All lines in the data bearing the string "Time" should be identified and copied.

Saved entries
**********

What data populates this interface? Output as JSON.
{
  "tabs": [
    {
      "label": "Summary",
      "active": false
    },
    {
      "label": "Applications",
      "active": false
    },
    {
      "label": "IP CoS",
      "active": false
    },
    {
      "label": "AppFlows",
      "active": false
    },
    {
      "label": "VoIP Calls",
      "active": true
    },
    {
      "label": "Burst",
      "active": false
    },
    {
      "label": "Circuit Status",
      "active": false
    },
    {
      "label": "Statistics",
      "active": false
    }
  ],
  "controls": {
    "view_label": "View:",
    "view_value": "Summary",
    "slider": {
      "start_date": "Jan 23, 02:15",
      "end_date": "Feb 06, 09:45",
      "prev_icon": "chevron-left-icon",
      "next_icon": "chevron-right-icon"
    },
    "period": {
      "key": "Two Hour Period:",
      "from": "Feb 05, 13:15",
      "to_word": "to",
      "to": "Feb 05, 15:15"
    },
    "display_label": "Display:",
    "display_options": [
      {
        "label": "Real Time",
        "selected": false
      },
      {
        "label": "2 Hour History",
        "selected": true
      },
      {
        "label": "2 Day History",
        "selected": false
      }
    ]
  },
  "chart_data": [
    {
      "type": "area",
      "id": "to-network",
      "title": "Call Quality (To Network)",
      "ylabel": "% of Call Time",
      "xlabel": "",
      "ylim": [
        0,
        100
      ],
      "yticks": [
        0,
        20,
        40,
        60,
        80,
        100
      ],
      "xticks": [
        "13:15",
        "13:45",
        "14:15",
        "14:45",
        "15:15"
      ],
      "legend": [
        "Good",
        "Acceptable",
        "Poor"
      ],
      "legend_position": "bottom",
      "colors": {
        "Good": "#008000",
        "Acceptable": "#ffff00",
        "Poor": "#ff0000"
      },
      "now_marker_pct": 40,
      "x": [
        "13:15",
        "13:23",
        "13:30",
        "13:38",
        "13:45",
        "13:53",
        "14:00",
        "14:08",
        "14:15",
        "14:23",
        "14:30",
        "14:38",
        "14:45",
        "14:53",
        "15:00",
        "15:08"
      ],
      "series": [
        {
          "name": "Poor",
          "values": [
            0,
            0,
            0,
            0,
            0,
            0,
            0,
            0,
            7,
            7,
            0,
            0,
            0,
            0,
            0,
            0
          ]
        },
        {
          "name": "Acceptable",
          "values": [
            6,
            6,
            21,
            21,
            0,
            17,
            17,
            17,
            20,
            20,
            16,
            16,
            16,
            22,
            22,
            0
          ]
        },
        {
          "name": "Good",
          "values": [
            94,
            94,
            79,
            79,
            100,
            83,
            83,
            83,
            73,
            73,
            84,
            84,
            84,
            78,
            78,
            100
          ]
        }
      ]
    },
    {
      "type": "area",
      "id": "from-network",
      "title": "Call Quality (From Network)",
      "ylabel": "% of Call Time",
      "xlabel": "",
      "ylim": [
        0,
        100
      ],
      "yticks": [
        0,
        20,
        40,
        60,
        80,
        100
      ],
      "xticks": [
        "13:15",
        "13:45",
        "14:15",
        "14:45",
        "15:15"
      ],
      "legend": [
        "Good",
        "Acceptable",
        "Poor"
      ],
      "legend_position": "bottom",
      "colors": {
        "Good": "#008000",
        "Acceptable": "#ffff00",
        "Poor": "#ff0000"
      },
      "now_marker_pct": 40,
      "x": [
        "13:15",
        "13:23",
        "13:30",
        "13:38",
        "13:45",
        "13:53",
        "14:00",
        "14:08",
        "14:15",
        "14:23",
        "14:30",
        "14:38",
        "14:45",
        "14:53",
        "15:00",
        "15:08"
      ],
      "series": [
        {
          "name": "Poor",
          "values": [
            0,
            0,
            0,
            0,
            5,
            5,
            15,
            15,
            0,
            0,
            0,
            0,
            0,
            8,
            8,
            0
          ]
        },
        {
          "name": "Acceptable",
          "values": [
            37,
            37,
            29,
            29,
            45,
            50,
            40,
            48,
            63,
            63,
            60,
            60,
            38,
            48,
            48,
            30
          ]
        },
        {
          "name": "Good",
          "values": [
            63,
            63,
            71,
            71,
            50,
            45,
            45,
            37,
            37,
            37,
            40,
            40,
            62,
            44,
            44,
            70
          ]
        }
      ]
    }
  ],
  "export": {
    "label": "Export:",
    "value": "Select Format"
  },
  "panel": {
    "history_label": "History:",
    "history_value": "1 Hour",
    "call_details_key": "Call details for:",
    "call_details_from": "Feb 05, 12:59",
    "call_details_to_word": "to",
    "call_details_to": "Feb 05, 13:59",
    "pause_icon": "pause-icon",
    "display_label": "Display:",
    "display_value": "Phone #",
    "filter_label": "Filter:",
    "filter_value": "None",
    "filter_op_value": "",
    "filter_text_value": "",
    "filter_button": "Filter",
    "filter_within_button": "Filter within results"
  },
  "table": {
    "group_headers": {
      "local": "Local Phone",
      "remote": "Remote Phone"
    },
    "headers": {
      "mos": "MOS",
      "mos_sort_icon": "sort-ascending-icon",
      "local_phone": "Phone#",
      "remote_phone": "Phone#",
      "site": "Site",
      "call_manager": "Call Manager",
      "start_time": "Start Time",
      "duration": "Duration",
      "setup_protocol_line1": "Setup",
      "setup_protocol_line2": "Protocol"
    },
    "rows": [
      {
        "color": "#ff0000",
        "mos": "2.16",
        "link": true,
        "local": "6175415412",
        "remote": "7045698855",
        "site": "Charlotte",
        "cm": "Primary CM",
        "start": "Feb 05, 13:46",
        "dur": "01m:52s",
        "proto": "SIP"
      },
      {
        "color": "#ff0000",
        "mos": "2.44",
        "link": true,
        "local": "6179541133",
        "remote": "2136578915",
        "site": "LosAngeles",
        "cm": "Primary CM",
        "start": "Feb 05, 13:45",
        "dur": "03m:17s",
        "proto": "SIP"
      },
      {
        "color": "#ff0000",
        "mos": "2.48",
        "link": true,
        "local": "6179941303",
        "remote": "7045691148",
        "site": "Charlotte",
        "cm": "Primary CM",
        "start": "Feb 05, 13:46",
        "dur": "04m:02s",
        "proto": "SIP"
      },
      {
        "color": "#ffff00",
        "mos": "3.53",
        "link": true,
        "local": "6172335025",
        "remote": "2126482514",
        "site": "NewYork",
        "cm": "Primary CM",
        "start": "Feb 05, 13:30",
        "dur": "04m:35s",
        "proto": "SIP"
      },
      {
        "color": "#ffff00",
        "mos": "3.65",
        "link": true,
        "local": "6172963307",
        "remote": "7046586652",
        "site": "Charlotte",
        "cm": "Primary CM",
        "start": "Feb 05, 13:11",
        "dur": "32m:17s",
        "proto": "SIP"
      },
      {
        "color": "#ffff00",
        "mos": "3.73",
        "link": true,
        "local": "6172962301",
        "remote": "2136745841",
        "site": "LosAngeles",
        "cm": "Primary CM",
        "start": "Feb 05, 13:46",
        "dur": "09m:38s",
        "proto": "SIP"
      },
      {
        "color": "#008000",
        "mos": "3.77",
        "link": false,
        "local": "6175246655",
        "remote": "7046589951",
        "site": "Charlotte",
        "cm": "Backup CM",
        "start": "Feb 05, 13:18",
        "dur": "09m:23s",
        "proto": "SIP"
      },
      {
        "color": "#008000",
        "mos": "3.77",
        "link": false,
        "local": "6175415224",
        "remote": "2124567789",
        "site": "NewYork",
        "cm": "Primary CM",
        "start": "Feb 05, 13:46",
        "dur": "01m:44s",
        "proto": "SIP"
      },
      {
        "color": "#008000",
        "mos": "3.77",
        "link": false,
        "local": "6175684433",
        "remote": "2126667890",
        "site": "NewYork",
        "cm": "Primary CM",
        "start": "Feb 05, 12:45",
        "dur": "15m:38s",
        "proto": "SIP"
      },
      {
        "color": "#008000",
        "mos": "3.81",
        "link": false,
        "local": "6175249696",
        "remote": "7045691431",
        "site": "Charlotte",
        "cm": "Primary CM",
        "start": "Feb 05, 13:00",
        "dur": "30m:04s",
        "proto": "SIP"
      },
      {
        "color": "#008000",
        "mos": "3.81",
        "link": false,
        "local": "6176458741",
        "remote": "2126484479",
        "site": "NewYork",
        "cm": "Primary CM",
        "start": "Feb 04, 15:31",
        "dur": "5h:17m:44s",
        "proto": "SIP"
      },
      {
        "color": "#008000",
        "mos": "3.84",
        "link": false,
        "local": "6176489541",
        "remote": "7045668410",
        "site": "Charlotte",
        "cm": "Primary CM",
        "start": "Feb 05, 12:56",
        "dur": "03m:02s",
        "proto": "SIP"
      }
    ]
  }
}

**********

- Reply
        "label": "Real Time",
      "ylabel": "% of Call Time",
      "ylabel": "% of Call Time",
      "start_time": "Start Time",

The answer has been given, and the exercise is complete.